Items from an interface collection
=== Begin Enclosure ===

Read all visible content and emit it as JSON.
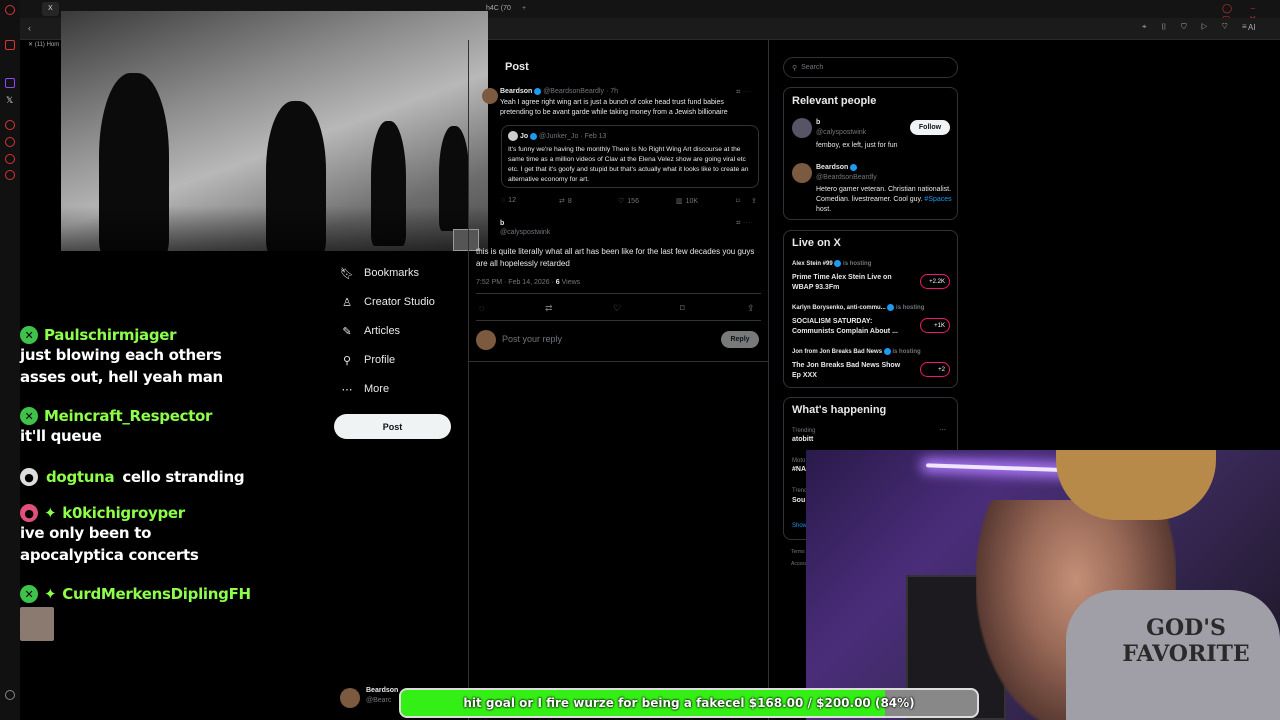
{
  "browser": {
    "tabs": [
      "X",
      "(11) Hom",
      "h4C (70"
    ],
    "toolbar_icons": [
      "back-icon",
      "forward-icon",
      "reload-icon",
      "bookmark-icon",
      "shield-icon",
      "play-icon",
      "heart-icon",
      "menu-icon"
    ],
    "ai_label": "AI"
  },
  "nav": {
    "items": [
      {
        "label": "Bookmarks",
        "icon": "bookmark-icon"
      },
      {
        "label": "Creator Studio",
        "icon": "person-icon"
      },
      {
        "label": "Articles",
        "icon": "article-icon"
      },
      {
        "label": "Profile",
        "icon": "profile-icon"
      },
      {
        "label": "More",
        "icon": "more-icon"
      }
    ],
    "post_button": "Post",
    "account_name": "Beardson",
    "account_handle": "@Bearc"
  },
  "chat": [
    {
      "name": "Paulschirmjager",
      "message": "just blowing each others asses out, hell yeah man"
    },
    {
      "name": "Meincraft_Respector",
      "message": "it'll queue"
    },
    {
      "name": "dogtuna",
      "message": "cello stranding"
    },
    {
      "name": "k0kichigroyper",
      "message": "ive only been to apocalyptica concerts"
    },
    {
      "name": "CurdMerkensDiplingFH",
      "message": ""
    }
  ],
  "post": {
    "header": "Post",
    "tweet1": {
      "name": "Beardson",
      "handle": "@BeardsonBeardly · 7h",
      "text": "Yeah I agree right wing art is just a bunch of coke head trust fund babies pretending to be avant garde while taking money from a Jewish billionaire"
    },
    "quote": {
      "name": "Jo",
      "handle": "@Junker_Jo · Feb 13",
      "text": "It's funny we're having the monthly There Is No Right Wing Art discourse at the same time as a million videos of Clav at the Elena Velez show are going viral etc etc. I get that it's goofy and stupid but that's actually what it looks like to create an alternative economy for art.",
      "stats": {
        "replies": "12",
        "reposts": "8",
        "likes": "156",
        "views": "10K"
      }
    },
    "tweet2": {
      "name": "b",
      "handle": "@calyspostwink",
      "text": "this is quite literally what all art has been like for the last few decades you guys are all hopelessly retarded",
      "meta": "7:52 PM · Feb 14, 2026 · ",
      "views": "6",
      "views_label": " Views"
    },
    "reply_placeholder": "Post your reply",
    "reply_button": "Reply"
  },
  "right": {
    "search_placeholder": "Search",
    "relevant": {
      "title": "Relevant people",
      "people": [
        {
          "name": "b",
          "handle": "@calyspostwink",
          "bio": "femboy, ex left, just for fun",
          "button": "Follow"
        },
        {
          "name": "Beardson",
          "handle": "@BeardsonBeardly",
          "bio": "Hetero gamer veteran. Christian nationalist. Comedian. livestreamer. Cool guy. ",
          "bio_link": "#Spaces",
          "bio_end": " host."
        }
      ]
    },
    "live": {
      "title": "Live on X",
      "items": [
        {
          "host": "Alex Stein #99",
          "status": "is hosting",
          "title": "Prime Time Alex Stein Live on WBAP 93.3Fm",
          "count": "+2.2K"
        },
        {
          "host": "Karlyn Borysenko, anti-commu...",
          "status": "is hosting",
          "title": "SOCIALISM SATURDAY: Communists Complain About ...",
          "count": "+1K"
        },
        {
          "host": "Jon from Jon Breaks Bad News",
          "status": "is hosting",
          "title": "The Jon Breaks Bad News Show Ep XXX",
          "count": "+2"
        }
      ]
    },
    "happening": {
      "title": "What's happening",
      "trending_label": "Trending",
      "trend1": "atobitt",
      "frag": [
        "Moto",
        "#NA",
        "Trend",
        "Sou",
        "Show"
      ],
      "terms": "Terms",
      "access": "Access"
    }
  },
  "webcam": {
    "shirt_text": "GOD'S FAVORITE"
  },
  "goal": {
    "text": "hit goal or I fire wurze for being a fakecel $168.00 / $200.00 (84%)",
    "progress": 0.84
  },
  "colors": {
    "chat_name": "#8dff4a",
    "goal_fill": "#34ef15",
    "x_blue": "#1d9bf0",
    "live_pink": "#f0186e"
  }
}
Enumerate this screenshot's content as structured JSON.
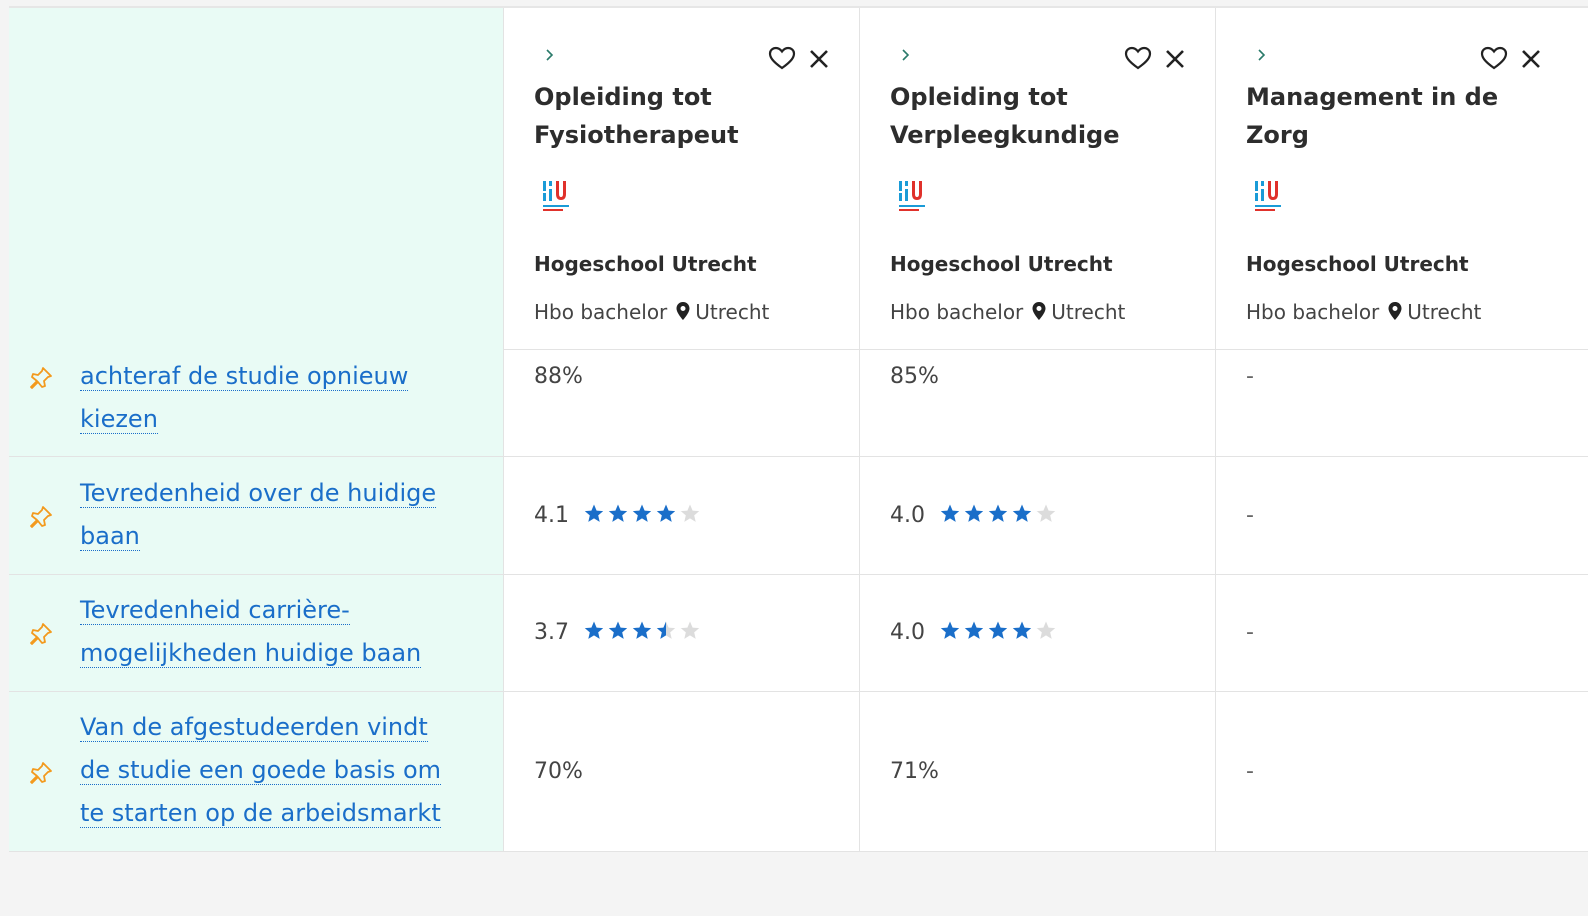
{
  "programs": [
    {
      "title_line1": "Opleiding tot",
      "title_line2": "Fysiotherapeut",
      "school": "Hogeschool Utrecht",
      "level": "Hbo bachelor",
      "city": "Utrecht",
      "values": [
        "88%",
        "4.1",
        "3.7",
        "70%"
      ]
    },
    {
      "title_line1": "Opleiding tot",
      "title_line2": "Verpleegkundige",
      "school": "Hogeschool Utrecht",
      "level": "Hbo bachelor",
      "city": "Utrecht",
      "values": [
        "85%",
        "4.0",
        "4.0",
        "71%"
      ]
    },
    {
      "title_line1": "Management in de",
      "title_line2": "Zorg",
      "school": "Hogeschool Utrecht",
      "level": "Hbo bachelor",
      "city": "Utrecht",
      "values": [
        "-",
        "-",
        "-",
        "-"
      ]
    }
  ],
  "rows": [
    {
      "label_line1": "achteraf de studie opnieuw",
      "label_line2": "kiezen"
    },
    {
      "label_line1": "Tevredenheid over de huidige",
      "label_line2": "baan"
    },
    {
      "label_line1": "Tevredenheid carrière-",
      "label_line2": "mogelijkheden huidige baan"
    },
    {
      "label_line1": "Van de afgestudeerden vindt",
      "label_line2": "de studie een goede basis om",
      "label_line3": "te starten op de arbeidsmarkt"
    }
  ],
  "ratings": {
    "scale_max": 5,
    "p0_row1": 4.1,
    "p0_row2": 3.7,
    "p1_row1": 4.0,
    "p1_row2": 4.0
  },
  "colors": {
    "label_bg": "#e9fbf5",
    "link": "#1a6ec9",
    "star": "#1a6ec9",
    "star_empty": "#dcdcdc",
    "pin": "#f39a1e",
    "logo_blue": "#1a9bd7",
    "logo_red": "#e0312b"
  },
  "icons": {
    "pin": "pin-icon",
    "heart": "heart-icon",
    "close": "close-icon",
    "chevron": "chevron-right-icon",
    "location": "location-pin-icon"
  }
}
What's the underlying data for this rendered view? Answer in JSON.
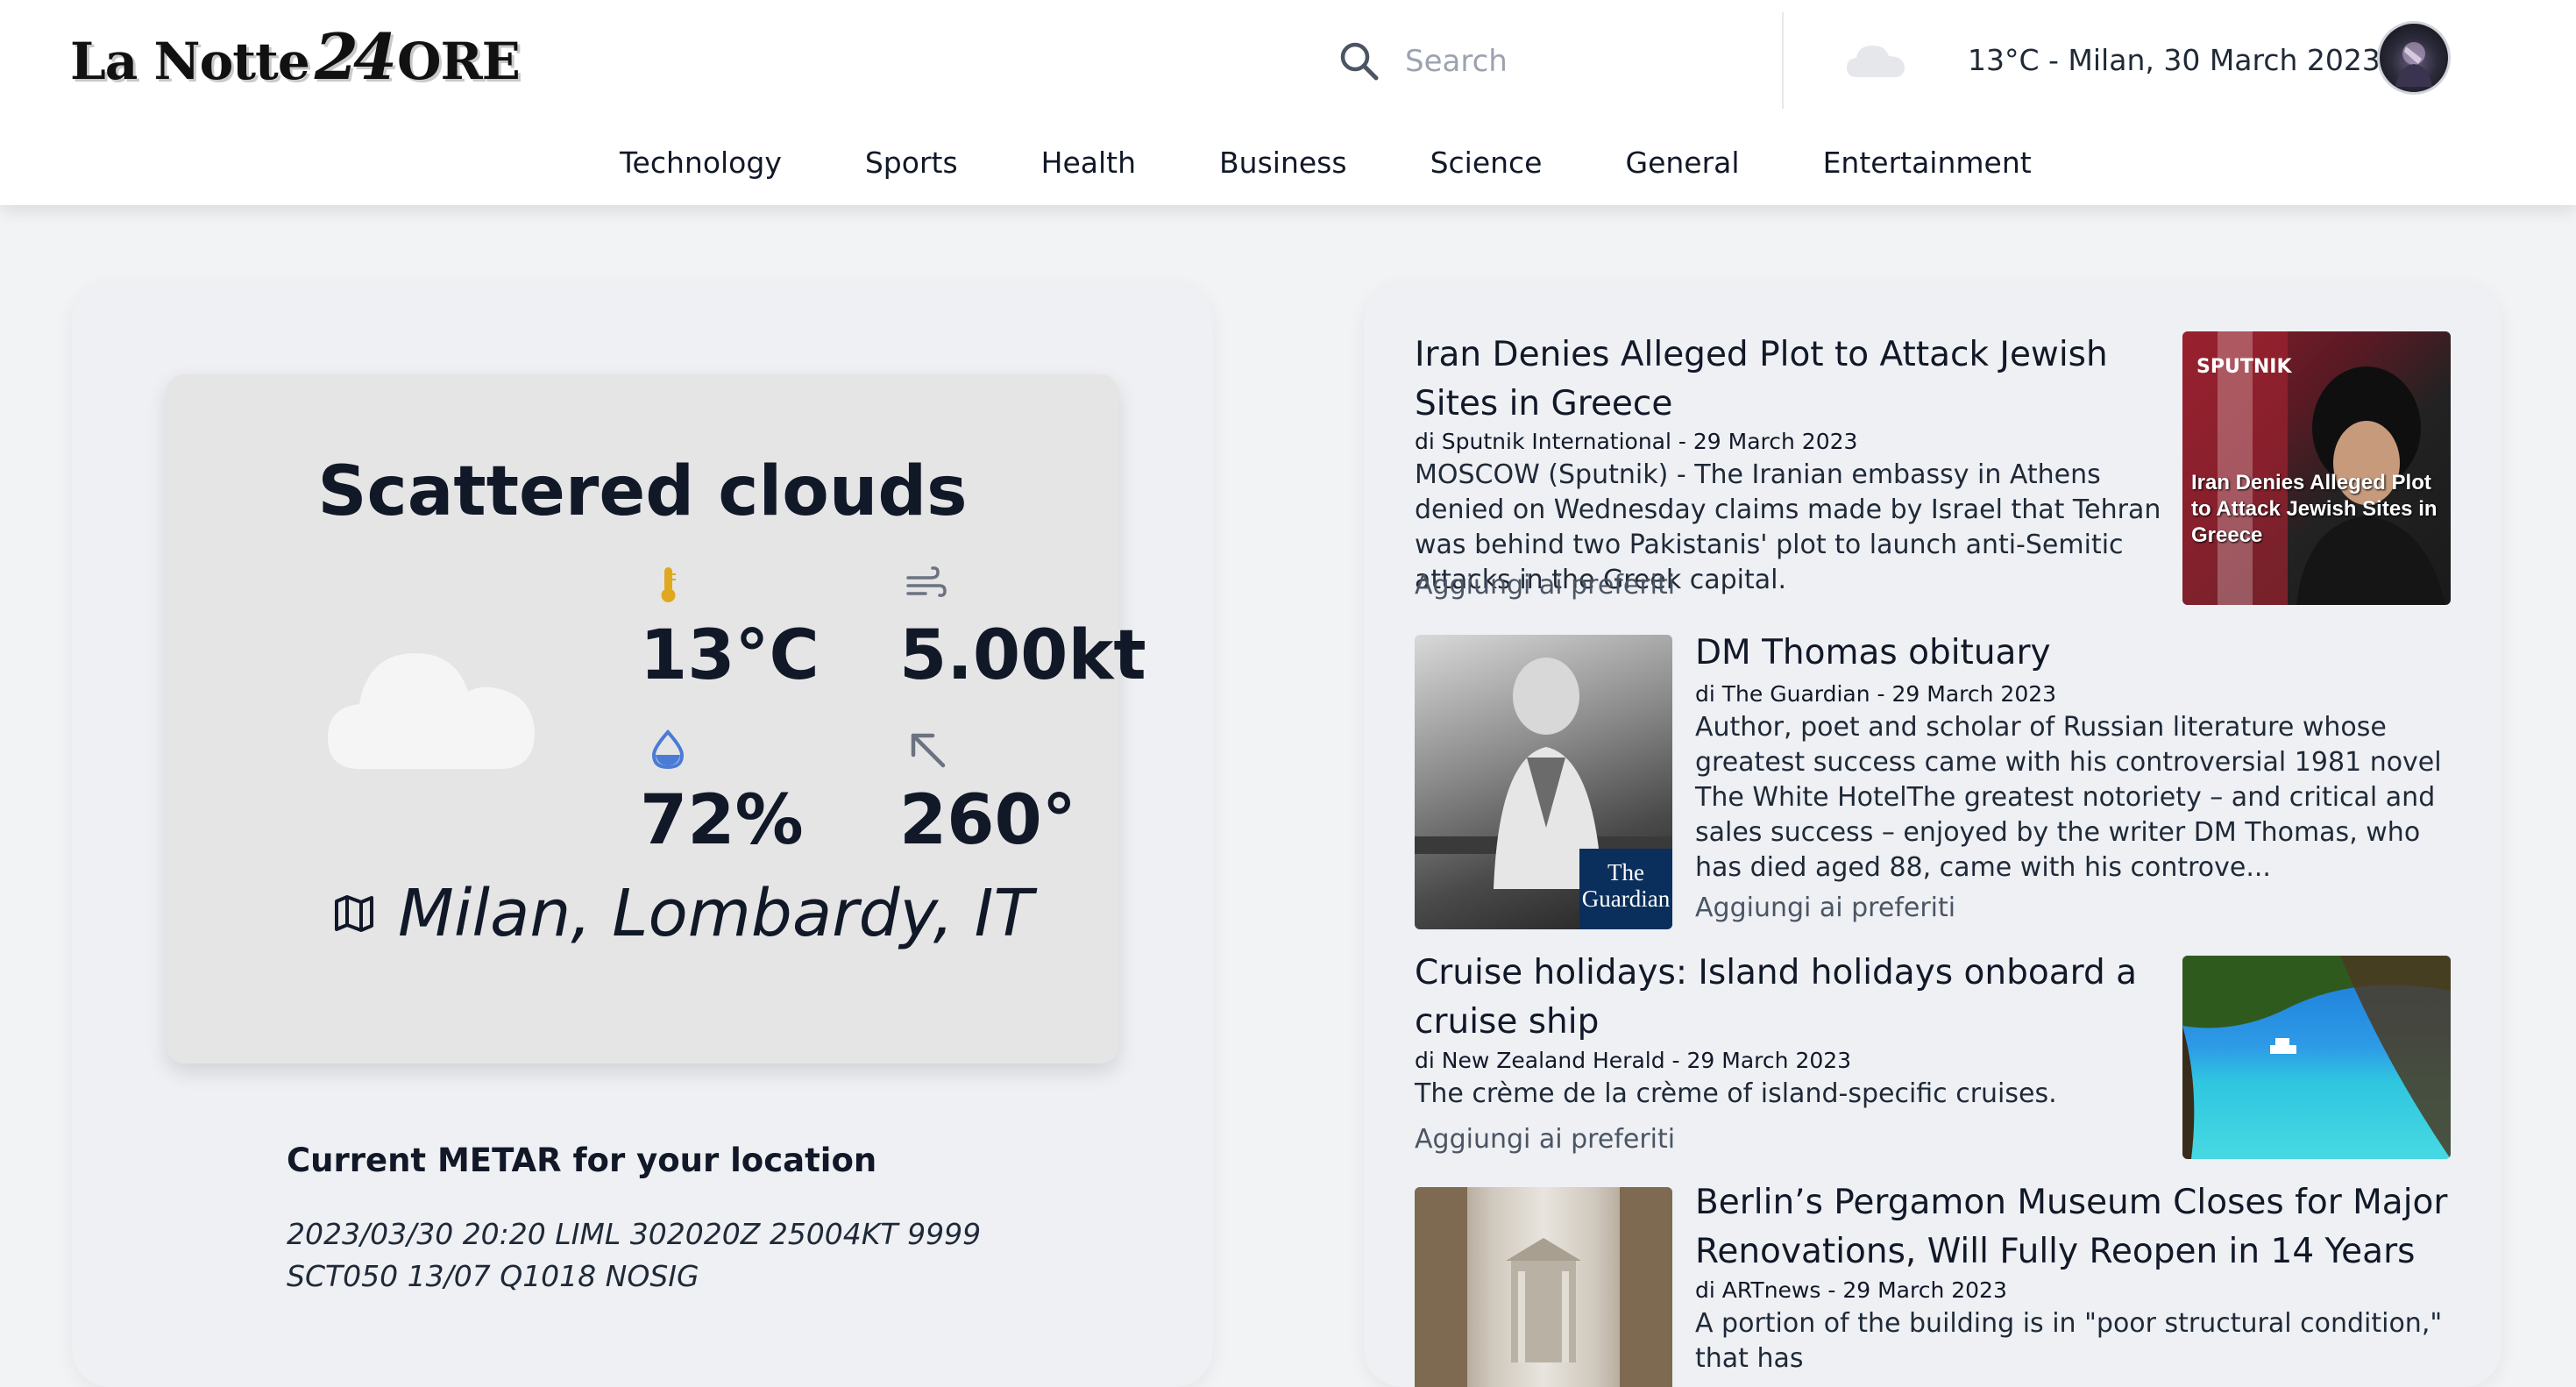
{
  "header": {
    "logo_text_1": "La Notte",
    "logo_text_num": "24",
    "logo_text_2": "ORE",
    "search_placeholder": "Search",
    "weather_summary": "13°C - Milan, 30 March 2023"
  },
  "nav": {
    "items": [
      "Technology",
      "Sports",
      "Health",
      "Business",
      "Science",
      "General",
      "Entertainment"
    ]
  },
  "weather": {
    "condition": "Scattered clouds",
    "temperature": "13°C",
    "wind_speed": "5.00kt",
    "humidity": "72%",
    "wind_direction": "260°",
    "location": "Milan, Lombardy, IT",
    "metar_title": "Current METAR for your location",
    "metar_text": "2023/03/30 20:20 LIML 302020Z 25004KT 9999 SCT050 13/07 Q1018 NOSIG"
  },
  "news": {
    "by_prefix": "di",
    "articles": [
      {
        "title": "Iran Denies Alleged Plot to Attack Jewish Sites in Greece",
        "source": "Sputnik International",
        "date": "29 March 2023",
        "description": "MOSCOW (Sputnik) - The Iranian embassy in Athens denied on Wednesday claims made by Israel that Tehran was behind two Pakistanis' plot to launch anti-Semitic attacks in the Greek capital.",
        "favorite_label": "Aggiungi ai preferiti",
        "image_brand": "SPUTNIK",
        "image_caption": "Iran Denies Alleged Plot to Attack Jewish Sites in Greece"
      },
      {
        "title": "DM Thomas obituary",
        "source": "The Guardian",
        "date": "29 March 2023",
        "description": "Author, poet and scholar of Russian literature whose greatest success came with his controversial 1981 novel The White HotelThe greatest notoriety – and critical and sales success – enjoyed by the writer DM Thomas, who has died aged 88, came with his controve...",
        "favorite_label": "Aggiungi ai preferiti",
        "image_badge": "The Guardian"
      },
      {
        "title": "Cruise holidays: Island holidays onboard a cruise ship",
        "source": "New Zealand Herald",
        "date": "29 March 2023",
        "description": "The crème de la crème of island-specific cruises.",
        "favorite_label": "Aggiungi ai preferiti"
      },
      {
        "title": "Berlin’s Pergamon Museum Closes for Major Renovations, Will Fully Reopen in 14 Years",
        "source": "ARTnews",
        "date": "29 March 2023",
        "description": "A portion of the building is in \"poor structural condition,\" that has"
      }
    ]
  },
  "colors": {
    "thermometer": "#e0a81e",
    "humidity_drop": "#4a7bd6",
    "icon_gray": "#6b7280",
    "cloud": "#f5f5f5"
  }
}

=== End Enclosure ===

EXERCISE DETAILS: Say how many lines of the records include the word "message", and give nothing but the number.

RESULT: 5